Following Timo Glock’s incident during the German Grand Prix at Hockenheim, Toyota Motorsport initiated a thorough investigation,” Toyota said in a statement.
“This initially established that a rear toelink gave way causing Timo to lose control of the car, but confirmed that there were no exceptional circumstances before or during the incident in the German Grand Prix.
“Further investigation has established that damage sustained in the British Grand Prix two weeks earlier was the cause. During that race Timo suffered several incidents.
“As is normal practice, some parts from the British Grand Prix were carried over to Hockenheim, including most of the rear right suspension. Although the parts were subjected to the normal test and screening process following the Silverstone race and passed fit for use at Hockenheim, it has become apparent that it did not identify an issue which subsequently led to the incident at Hockenheim.
“As a result of this investigation, Toyota Motorsport has revised its inspection processes to include such cases and is extremely confident there will be no repeat.”
David Coulthard has called on the FIA to launch a probe into the Toyota cars. Coulthard said that when Red Bull had failures of their suspension at Sepang and Melbourne at the start of the season, the FIA asked Red Bull to put together a report showing that the car was safe to race. The Scottish driver believes that the FIA should be doing the same thing for Toyota as they have now had two chassis problems a rear wing fell off at Silverstone, and the suspension failed on Glock s car at Hockenheim.
“I didn t hear of any investigation into the structural integrity of the Toyota,â€ he explained in his column for the ITV website. “But presumable that will happen because when we had a suspension breakage in Malaysia we came under the spotlight of the FIA in a way that was publicly uncomfortable for the team.â€
Toyota president John Howett has said the team will be reviewing footage of Glock s rescue after he crashed at Hockenheim as they are unsure whether marshals followed the correct procedures.

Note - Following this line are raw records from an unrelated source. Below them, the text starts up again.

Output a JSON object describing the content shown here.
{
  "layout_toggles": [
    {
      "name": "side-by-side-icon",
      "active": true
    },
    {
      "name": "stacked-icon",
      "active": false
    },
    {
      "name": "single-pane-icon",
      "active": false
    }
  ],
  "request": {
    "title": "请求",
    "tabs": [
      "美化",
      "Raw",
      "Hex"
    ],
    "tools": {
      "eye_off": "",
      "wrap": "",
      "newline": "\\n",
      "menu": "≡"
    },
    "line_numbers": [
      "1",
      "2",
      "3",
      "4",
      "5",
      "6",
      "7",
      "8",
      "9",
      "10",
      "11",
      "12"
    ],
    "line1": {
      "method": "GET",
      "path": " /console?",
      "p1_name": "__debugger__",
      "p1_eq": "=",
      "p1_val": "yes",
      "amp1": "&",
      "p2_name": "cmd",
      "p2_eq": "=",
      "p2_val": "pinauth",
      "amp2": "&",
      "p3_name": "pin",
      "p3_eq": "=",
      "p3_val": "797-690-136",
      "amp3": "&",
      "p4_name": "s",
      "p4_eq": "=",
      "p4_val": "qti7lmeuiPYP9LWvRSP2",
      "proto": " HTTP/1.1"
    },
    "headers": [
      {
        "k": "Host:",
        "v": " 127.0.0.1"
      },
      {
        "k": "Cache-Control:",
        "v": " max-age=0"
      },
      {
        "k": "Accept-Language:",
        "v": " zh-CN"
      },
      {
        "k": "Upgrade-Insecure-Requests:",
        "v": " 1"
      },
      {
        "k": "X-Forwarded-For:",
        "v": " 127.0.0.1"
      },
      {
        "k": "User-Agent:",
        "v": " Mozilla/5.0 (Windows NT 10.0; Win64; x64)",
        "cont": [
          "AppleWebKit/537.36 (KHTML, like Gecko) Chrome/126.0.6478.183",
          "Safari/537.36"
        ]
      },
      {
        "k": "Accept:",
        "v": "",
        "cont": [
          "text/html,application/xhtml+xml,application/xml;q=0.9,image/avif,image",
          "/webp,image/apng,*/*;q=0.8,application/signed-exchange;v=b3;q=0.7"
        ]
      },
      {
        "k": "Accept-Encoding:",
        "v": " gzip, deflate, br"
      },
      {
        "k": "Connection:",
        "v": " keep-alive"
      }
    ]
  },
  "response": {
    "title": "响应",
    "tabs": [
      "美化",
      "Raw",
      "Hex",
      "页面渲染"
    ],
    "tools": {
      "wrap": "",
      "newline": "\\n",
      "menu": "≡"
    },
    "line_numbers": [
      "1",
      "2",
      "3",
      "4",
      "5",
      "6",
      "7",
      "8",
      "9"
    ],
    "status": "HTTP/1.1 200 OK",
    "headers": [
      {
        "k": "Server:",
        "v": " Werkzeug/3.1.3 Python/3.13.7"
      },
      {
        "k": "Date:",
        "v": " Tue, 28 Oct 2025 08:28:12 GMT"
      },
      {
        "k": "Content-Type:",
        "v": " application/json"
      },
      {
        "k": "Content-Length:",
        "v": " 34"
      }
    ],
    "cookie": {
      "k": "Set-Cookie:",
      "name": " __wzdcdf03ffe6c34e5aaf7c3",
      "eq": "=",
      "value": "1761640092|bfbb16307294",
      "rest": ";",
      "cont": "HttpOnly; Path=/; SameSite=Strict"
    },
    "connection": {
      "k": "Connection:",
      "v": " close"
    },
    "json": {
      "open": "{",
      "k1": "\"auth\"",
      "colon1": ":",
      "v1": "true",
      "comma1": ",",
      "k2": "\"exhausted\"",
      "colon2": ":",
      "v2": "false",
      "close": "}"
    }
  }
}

Glock crashed heavily into the pit wall at Hockenheim after his suspension failed at the final corner. Marshals quickly arrived on the scene and helped Glock from his car. Glock was clutching his back and appeared winded and was given a chair to sit on before being taken to the medical centre.
Talking to motorsport-total.com, Howett said, “We want to talk about how the driver was recovered from the cockpit. However, we do not wish to complain.”
“Usually the driver is taken out of the car along with the seat. We understand that in the heat of the moment you can get excited. We will look at the video and figure out exactly what happened. The most important thing is that Timo is absolutely okay.
Glock was taken to hospital as a precaution after the crash and was discharged yesterday.
Both McLaren and Toyota were seen testing out an anvil wing during testing at Hockenheim last week. However according to Autosport, neither team is planning to use the wing at the German Grand Prix.
In an interview with Autosport, Toyota driver Jarno Trulli said that the test last week were important for the team as it was the first time they have run on Bridgestone s Potenza tyres at the track, and therefore they garnered a lot of useful information.
“We had a promising test last week at Hockenheim which was very useful because we have not raced there for two years and we had the chance to study set-ups and tyre behaviour,” he explained.
“That was the first time we have used the current Bridgestone Potenza tyres at Hockenheim and it was important to understand their characteristics at this circuit. We made good progress with some new aero parts and hopefully this track will suit our car.
“I have finished in the points for the last three races which shows how competitive we are at the moment, so my target this weekend is to again score points and fight for the top six. I am optimistic as usual.”
Meanwhile McLaren driver revealed that the team would not be using the fin as they needed to be sure it wouldn t affect the car too much in heavy crosswinds.